Dealing With Kids Who Are Afraid of The Dentist: Tips for Parents from A Children’s Dentist in Fulham
Fear, anxiety, and trepidation around visiting the dentist is incredibly common in children. If not addressed, the fear can lead to negative associations around visiting the dentist and oral health, which have far-reaching effects and last a lifetime. We’ve worked closely with our specialist children’s dentists in Fulham, to create this informative and helpful post to help you understand and help your child with any hesitations they may have around visiting the dentists.
How Does the Fear Develop?
Humans are born with some in-built fears, which from an evolutionary standpoint were necessary for keeping us alive, think heights, loud noises etc. However, most other fears are learnt; they are picked up from the people around you who have impressed upon you that you should be afraid of something. This is the case with a fear of the dentist; if you have ever exhibited anxiety or nerves around a dental visit, then your child has likely picked up on that, they may have also heard from other members of the family or their friends that a dental visit is something to fear.
Fear can also develop as a response to a past experience. For example, maybe seeing the tools, hearing the sounds or undergoing an uncomfortable procedure on a previous visit has led to an increase in anxiety around the dentists. Misunderstandings or crossed wires can also worsen the problem, for example, if you have told your child to expect one thing and something else happens or if the dentist gets right down to work without any preamble, this can also dramatically increase the feelings of anxiety that you child has to deal with.
Start by Briefing Them on the Visit
Children that have a fear of dentists tend to fare better during visits if they can predict what is going to happen. Often a lot of their fear and anxiety lies in the unknown or the unexpected. They are much more likely to remain calm throughout the visit if they have been given an idea of what to expect from it. As a parent, you can help by doing your best to describe what will happen during their visit. You should use as much detail as possible, think about the senses, and describe the procedure or the visit with them in mind.

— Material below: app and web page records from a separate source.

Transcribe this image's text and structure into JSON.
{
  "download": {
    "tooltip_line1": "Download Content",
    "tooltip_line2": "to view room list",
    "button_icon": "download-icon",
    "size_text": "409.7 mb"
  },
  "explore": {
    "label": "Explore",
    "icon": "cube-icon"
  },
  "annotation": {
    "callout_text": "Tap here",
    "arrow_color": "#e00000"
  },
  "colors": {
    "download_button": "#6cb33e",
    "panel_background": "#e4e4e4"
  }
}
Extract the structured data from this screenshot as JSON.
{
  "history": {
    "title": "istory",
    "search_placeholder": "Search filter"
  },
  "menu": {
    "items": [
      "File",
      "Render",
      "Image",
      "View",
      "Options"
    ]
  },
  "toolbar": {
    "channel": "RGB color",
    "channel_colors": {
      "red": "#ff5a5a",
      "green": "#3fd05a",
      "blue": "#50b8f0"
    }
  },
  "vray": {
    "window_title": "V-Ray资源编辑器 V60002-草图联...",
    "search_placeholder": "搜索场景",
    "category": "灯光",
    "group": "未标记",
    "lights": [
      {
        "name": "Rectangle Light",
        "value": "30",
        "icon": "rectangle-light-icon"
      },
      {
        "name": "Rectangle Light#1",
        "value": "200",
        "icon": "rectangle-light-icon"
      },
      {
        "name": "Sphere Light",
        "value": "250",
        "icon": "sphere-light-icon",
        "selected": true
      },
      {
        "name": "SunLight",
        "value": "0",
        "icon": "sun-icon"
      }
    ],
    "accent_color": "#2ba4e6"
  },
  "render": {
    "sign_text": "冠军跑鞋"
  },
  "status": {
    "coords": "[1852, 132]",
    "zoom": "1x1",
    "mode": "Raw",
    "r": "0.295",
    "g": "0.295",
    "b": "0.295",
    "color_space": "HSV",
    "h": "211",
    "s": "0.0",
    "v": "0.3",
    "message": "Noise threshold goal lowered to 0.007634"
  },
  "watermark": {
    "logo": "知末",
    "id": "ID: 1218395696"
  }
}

Open and honest communication can go a long way in alleviating their fears. You should also be encouraging this between your child and their dentist. Allow them to ask questions if they have them. You might also want to discuss a signal that your child can use if they need a break or want the dentist to pause the procedure. It gives them a greater sense of control over their visit and helps to build up the trust between your child, you, and their dentist. Any dentist who has experience working with children will work with you to combat their fears; after all, it makes their job easier too! For example, if you are looking for a children’s dentist in Fulham, then Fulham Road Dental is a great option; they have several dentists who specialise in treating children.
Be a Good Role Model for Them
If you all have the same dentist or dental surgery, then try to organise appointments together. This will allow your child to see you exhibit behaviours that you want them to model. Encourage them to watch you through the entire process and be mindful of your reactions to the dentist and the procedure. Talk to your dentist about what the dentist is doing and why. Smile at them and talk about how painless it is.
When you are finished, tell them about how clean and fresh your teeth feel. You can also be a good role model by striving for better oral hygiene practices at home. Educate them on the links between how they care for their teeth and the work that the dentist will need to do. Brush and floss with them daily and encourage them to adopt better habits in general, like reducing their sugar intake or drinking more water.
Practice the Appointment at Home
While you should have already talked through what they can expect, some children need a little more reassurance. Sometimes acting out or practising the appointment at home first can help. You could encourage them to play dentists to help them prepare for the visit a little better. You can do this by setting up a dentist’s chair and pretending to be the dentist, they can be the patient, and you can do a dry run of the visit. After this, you could even swap and let them have a turn. Then, when it comes time for the real thing, your child should feel a lot more at ease.
Comfort them When Needed and Distract When Necessary
For a lot of children, going to the dentist means being in an unfamiliar environment without anything to make them feel more secure or safe. Most parents stay with their children during their visit to the dentists, but they can’t be on hand to provide much comfort because they would get in the way. Sometimes a few reassuring words like reminding your child that you are right there and telling them that they are doing well is enough, but sometimes it isn’t. If your child has a favourite toy or a blanket that soothes them, you could always let them bring it with them to hold while in the dentist’s chair. Try to remain calm and do your best to make the situation as light-hearted as possible before, during and after the appointment.
Finally, Never Underestimate the Power of Positive Reinforcement
It is hard for children to recognise that going to the dentist has its own rewards like healthy teeth, a nice smile and preventing painful or damaging oral issues. You might want to implement a reward system of your own. Dental check-ups happen once every six months on average. You could use anything as a reward; it could be any sort of treat. For example, you could take them out for their favourite dinner or make them their favourite pudding. You could reward them with a small toy or some stickers. Rewarding them after each visit can help them to form positive associations with going to the dentist, and in some cases, they might even begin to look forward to it!
Let us know what your child’s favourite TV show is
Before your visit to see our child specialist let us know what you want us to put on Netflix – which can help your child relax during their appointment. We have screens on the ceiling! Our dentists have many methods to relax your children, and if it comes to it we can even use sedation techniques to calm your child.